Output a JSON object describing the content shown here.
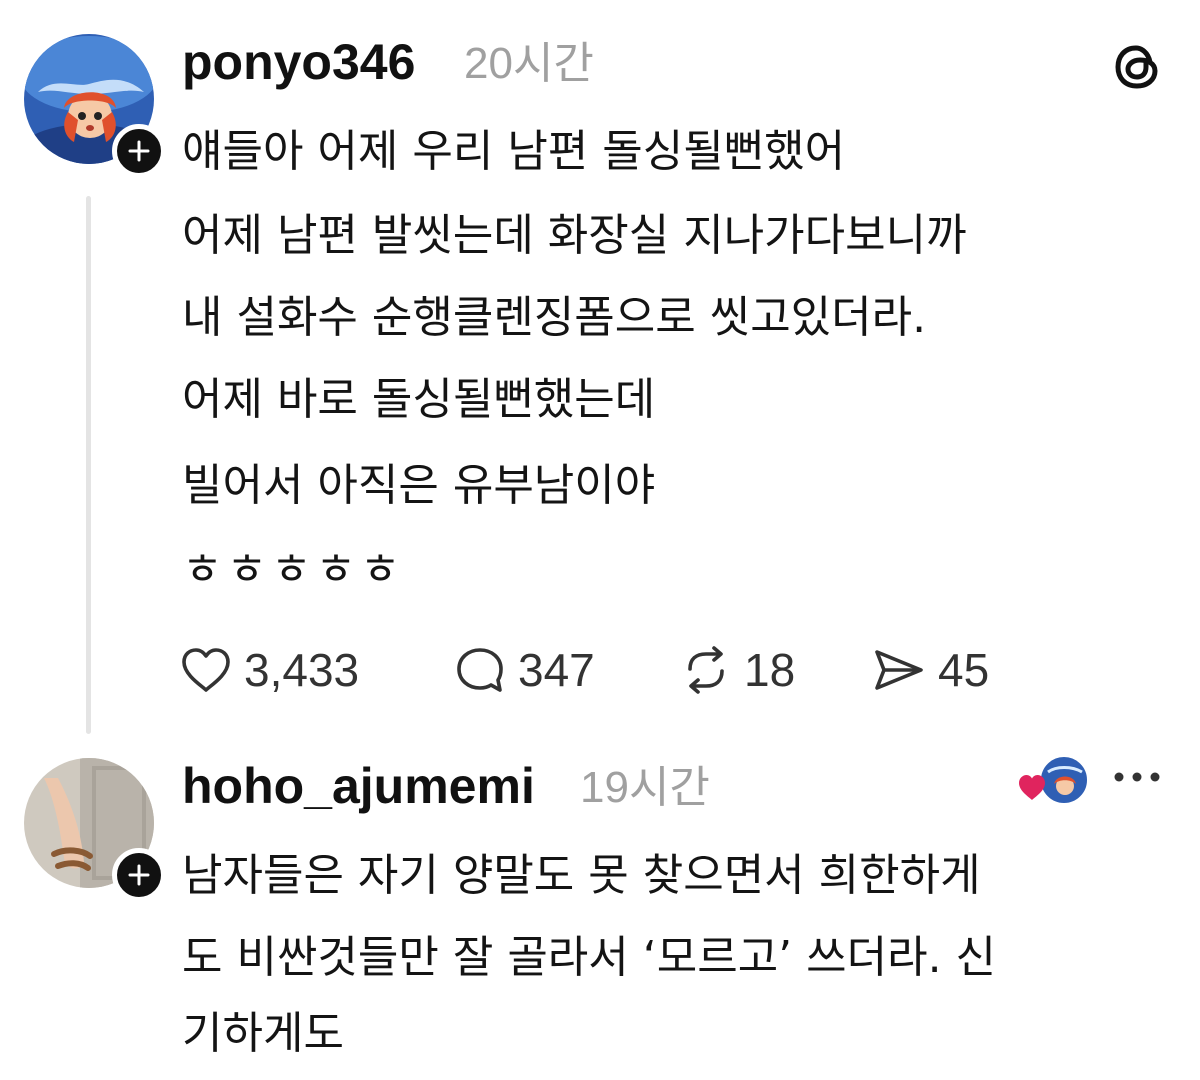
{
  "post": {
    "username": "ponyo346",
    "time": "20시간",
    "lines": [
      "얘들아 어제 우리 남편 돌싱될뻔했어",
      "어제 남편 발씻는데 화장실 지나가다보니까",
      "내 설화수 순행클렌징폼으로 씻고있더라.",
      "어제 바로 돌싱될뻔했는데",
      "빌어서 아직은 유부남이야",
      "ㅎㅎㅎㅎㅎ"
    ],
    "actions": {
      "likes": "3,433",
      "replies": "347",
      "reposts": "18",
      "shares": "45"
    }
  },
  "reply": {
    "username": "hoho_ajumemi",
    "time": "19시간",
    "lines": [
      "남자들은 자기 양말도 못 찾으면서 희한하게",
      "도 비싼것들만 잘 골라서 ‘모르고’ 쓰더라. 신",
      "기하게도"
    ]
  },
  "icons": {
    "app_logo": "threads-logo-icon",
    "follow": "plus-icon",
    "like": "heart-icon",
    "reply": "speech-bubble-icon",
    "repost": "repost-icon",
    "share": "send-icon",
    "liked_by_author": "heart-avatar-icon",
    "more": "more-dots-icon"
  },
  "colors": {
    "text": "#111111",
    "muted": "#a0a0a0",
    "thread_line": "#e4e4e4",
    "liked_heart": "#e0245e"
  }
}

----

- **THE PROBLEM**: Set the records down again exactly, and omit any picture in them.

- **YOUR RESPONSE**:
Output a JSON object describing the content shown here.
{
  "post": {
    "username": "ponyo346",
    "time": "20시간",
    "lines": [
      "얘들아 어제 우리 남편 돌싱될뻔했어",
      "어제 남편 발씻는데 화장실 지나가다보니까",
      "내 설화수 순행클렌징폼으로 씻고있더라.",
      "어제 바로 돌싱될뻔했는데",
      "빌어서 아직은 유부남이야",
      "ㅎㅎㅎㅎㅎ"
    ],
    "actions": {
      "likes": "3,433",
      "replies": "347",
      "reposts": "18",
      "shares": "45"
    }
  },
  "reply": {
    "username": "hoho_ajumemi",
    "time": "19시간",
    "lines": [
      "남자들은 자기 양말도 못 찾으면서 희한하게",
      "도 비싼것들만 잘 골라서 ‘모르고’ 쓰더라. 신",
      "기하게도"
    ]
  },
  "icons": {
    "app_logo": "threads-logo-icon",
    "follow": "plus-icon",
    "like": "heart-icon",
    "reply": "speech-bubble-icon",
    "repost": "repost-icon",
    "share": "send-icon",
    "liked_by_author": "heart-avatar-icon",
    "more": "more-dots-icon"
  },
  "colors": {
    "text": "#111111",
    "muted": "#a0a0a0",
    "thread_line": "#e4e4e4",
    "liked_heart": "#e0245e"
  }
}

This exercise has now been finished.